Wednesday, May 18, 2011

A question of God's goodness-Job 1-11

Sorry to be away from you for a few days.  Patty and I are spending a few days away and the place that we are staying does not have an internet connection.  Can you imagine that in 2011, how ancient?  I am writing to you today from a friendly Panera's (and the coffee is good!)  Please keep Virginia Swellick in your prayers.  I have talked to her by phone and she is suffering from very severe infection that may well hospitalize her.  She is very fearful and unsure.  Your prayers might make the difference.

Job is a remarkable book.  One of the mistakes I used to make in reading the bible was to think of it chronologically, but that is a mistake.  Job is perhaps the oldest book in the Bible.  Some experts think that it was written well before Moses and perhaps nearer to the time of Abraham.  Some believe that the reference to Jobab in Genesis 10:29 might have been Job.  Most think the writing was after Abraham because of Job's 3 friends. Zophar was a descendent of Huz who was a nephew of Abraham.  Eliphaz was a son of Esau and Bildad was a grandson of Abram through Suah.  Anyway, Job is considered one of the books of wisdom and is an example of poetry and great literature of old testament times.

Is it an allegory....a tale told to teach us?  You decide!  It opens with God having a discussion with a group of his angels, including Satan.  Job is an example of a righteous man who is blameless before his friends.   This is not sinless since no man is sinless, but Job is a man of impeccable character.  No human being can find fault with him.  Satan is the accuser, a role that he often plays in human affairs.  He says that Job is only blameless because of the great blessings that surround him.  Perhaps the misfortunes that befall Job are intended to be a lesson to the angels.  God removes his hand of protection and great calamity befalls him.  His children are killed, his possessions are taken and great bodily pain becomes his lot.  He suffers from running sores, nightmares, depression, failing vision, fever, agonizing pain and much more......for months.  His wife declares him to be of no value...."curse God and die".  He maintains his integrity..."naked I cam into the world and naked I shall go".  "The Lord gave and the Lord taketh away.  Blessed be the name of the Lord."  "Shall we accept good and not adversity?"

Job's best friends come to comfort him.  They sit for 7 days and 7 nights without comment.  Presence is a powerful healer.  Then comes the well intentioned by foolish words.  Eliphz says that there must be some secret sin that God is seeking to reveal.  This must be God's correction.  Bildad reminds Job that this is cause and effect in action.
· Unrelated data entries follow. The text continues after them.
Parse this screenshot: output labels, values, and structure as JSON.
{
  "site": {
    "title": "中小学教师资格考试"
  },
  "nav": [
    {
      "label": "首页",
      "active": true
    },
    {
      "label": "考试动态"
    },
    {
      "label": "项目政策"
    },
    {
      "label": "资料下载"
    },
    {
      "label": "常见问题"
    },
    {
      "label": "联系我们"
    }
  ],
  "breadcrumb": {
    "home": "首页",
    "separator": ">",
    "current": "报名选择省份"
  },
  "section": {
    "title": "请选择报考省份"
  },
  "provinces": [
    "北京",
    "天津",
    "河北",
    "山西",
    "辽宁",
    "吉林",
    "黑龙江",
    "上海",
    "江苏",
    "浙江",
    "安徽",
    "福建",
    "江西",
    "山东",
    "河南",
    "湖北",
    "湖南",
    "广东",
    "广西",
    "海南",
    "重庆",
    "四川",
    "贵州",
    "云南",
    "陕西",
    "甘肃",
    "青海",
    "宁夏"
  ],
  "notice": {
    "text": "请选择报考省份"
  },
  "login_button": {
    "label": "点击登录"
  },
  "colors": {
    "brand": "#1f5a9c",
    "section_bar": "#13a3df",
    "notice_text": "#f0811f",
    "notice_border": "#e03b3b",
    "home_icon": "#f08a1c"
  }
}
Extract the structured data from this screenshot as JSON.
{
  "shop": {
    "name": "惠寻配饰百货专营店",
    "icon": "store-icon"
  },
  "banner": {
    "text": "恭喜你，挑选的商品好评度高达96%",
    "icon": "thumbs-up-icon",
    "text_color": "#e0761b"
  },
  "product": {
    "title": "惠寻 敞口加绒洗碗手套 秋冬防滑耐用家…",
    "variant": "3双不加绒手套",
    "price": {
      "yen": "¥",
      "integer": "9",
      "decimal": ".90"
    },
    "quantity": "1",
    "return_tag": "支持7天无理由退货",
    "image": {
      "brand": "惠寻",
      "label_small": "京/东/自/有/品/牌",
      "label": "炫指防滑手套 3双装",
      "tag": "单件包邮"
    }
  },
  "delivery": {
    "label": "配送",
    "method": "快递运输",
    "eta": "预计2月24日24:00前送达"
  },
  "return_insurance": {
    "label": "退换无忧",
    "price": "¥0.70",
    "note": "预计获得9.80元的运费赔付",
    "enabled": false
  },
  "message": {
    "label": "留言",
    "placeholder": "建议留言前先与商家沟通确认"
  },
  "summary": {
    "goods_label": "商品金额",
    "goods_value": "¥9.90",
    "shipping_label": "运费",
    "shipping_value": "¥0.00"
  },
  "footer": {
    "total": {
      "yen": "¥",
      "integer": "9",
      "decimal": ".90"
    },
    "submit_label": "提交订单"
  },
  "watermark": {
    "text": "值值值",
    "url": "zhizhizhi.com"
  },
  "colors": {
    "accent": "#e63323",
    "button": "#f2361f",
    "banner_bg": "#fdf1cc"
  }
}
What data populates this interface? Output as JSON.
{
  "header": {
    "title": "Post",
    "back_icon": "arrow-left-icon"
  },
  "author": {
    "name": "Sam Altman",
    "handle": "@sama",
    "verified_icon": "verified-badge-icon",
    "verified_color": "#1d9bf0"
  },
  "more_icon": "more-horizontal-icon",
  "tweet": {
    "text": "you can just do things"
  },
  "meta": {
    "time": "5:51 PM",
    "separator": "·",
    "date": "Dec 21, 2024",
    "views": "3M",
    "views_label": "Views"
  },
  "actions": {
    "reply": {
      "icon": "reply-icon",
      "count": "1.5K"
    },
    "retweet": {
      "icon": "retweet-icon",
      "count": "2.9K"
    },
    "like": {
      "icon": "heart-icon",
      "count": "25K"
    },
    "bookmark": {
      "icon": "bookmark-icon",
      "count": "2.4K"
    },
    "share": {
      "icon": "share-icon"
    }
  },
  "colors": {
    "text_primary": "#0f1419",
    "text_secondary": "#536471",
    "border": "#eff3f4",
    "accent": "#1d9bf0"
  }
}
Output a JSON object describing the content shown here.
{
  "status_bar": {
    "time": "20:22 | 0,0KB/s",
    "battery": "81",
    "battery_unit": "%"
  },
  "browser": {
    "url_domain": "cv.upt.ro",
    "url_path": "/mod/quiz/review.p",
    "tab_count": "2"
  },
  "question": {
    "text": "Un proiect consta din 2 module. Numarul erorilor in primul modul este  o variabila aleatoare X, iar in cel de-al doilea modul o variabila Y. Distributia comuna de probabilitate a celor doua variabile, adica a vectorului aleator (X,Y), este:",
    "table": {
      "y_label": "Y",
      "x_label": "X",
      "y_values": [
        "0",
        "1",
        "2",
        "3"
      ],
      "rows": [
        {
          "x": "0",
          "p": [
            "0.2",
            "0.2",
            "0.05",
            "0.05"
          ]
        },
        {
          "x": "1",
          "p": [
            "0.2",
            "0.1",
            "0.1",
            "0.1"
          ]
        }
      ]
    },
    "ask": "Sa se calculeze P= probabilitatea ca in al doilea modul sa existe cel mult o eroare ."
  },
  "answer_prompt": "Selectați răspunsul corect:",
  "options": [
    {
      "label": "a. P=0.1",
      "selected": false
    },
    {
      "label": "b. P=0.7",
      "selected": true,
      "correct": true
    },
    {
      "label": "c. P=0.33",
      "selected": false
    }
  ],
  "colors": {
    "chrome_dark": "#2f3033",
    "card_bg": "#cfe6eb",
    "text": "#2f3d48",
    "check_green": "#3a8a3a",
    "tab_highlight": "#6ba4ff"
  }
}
This calamity has been caused by some error in Job.  Zophar tells Job to quit whining.  He no doubt deserves even more for his sin than he has received.

In every case, Job's friends believe that Job has brought this calamity on himself.  We often err in this same way.  God protects the innocent, he blesses those who bless him.  But we are confronted with the eternal question, "why do bad things happen to good people?"  Why, God?  Why?  We have all asked this question and it is the question that is an integral part of the story of Job.  And while there are many more chapters to this story, part of what Job is revealing to us in his comments to his friends is that he is beginning to understand that God is not subject to our understanding.  His ways are higher than our ways.  He is God and we are not.

We cannot be righteous before God and we cannot fully know what his purpose is in our lives.  We must trust that God's righteousness and justice will accomplish all that he desire in us and around us.  As Job has confessed, he (and we) need a mediator to carry our case to the God of the Universe.  How fortunate for us that we have such a mediator in Jesus Christ.

I hope that you will continue to read this story and see what else God may choose to reveal to us.  Hope you are having a most blessed day.

1 comment:

  1. I think there were 2 things that really came out to me in this passage of Job.

    Job 10: 8-16
    8 Your hands fashioned and made me, and now you have destroyed me altogether. 9 Remember that you have made me like clay; and will you return me to the dust? 10 Did you not pour me out like milk and curdle me like cheese? 11 You clothed me with skin and flesh, and knit me together with bones and sinews. 12 You have granted me life and steadfast love, and your care has preserved my spirit. 13 Yet these things you hid in your heart; I know that this was your purpose. 14 If I sin, you watch me and do not acquit me of my iniquity. 15 If I am guilty, woe to me! If I am in the right, I cannot lift up my head, for I am filled with disgrace and look on my affliction. 16 And were my head lifted up, you would hunt me like a lion and again work wonders against me.

    Job realizes that God is the Alpha and the Omega, he has made me from clay and will one day return me there. Who is he that he might try to stand against God and His will?

    I find it interesting as well, that Job seems to think of time differently, giving his day of birth almost physical manifestation as he cries out in his woes in Job 3: 3-6

    3 "Let the day perish on which I was born, and the night that said, 'A man is conceived.' 4 Let that day be darkness! May God above not seek it, nor light shine upon it. 5 Let gloom and deep darkness claim it. Let clouds dwell upon it; let the blackness of the day terrify it. 6 That night-let thick darkness seize it! Let it not rejoice among the days of the year; let it not come into the number of the months.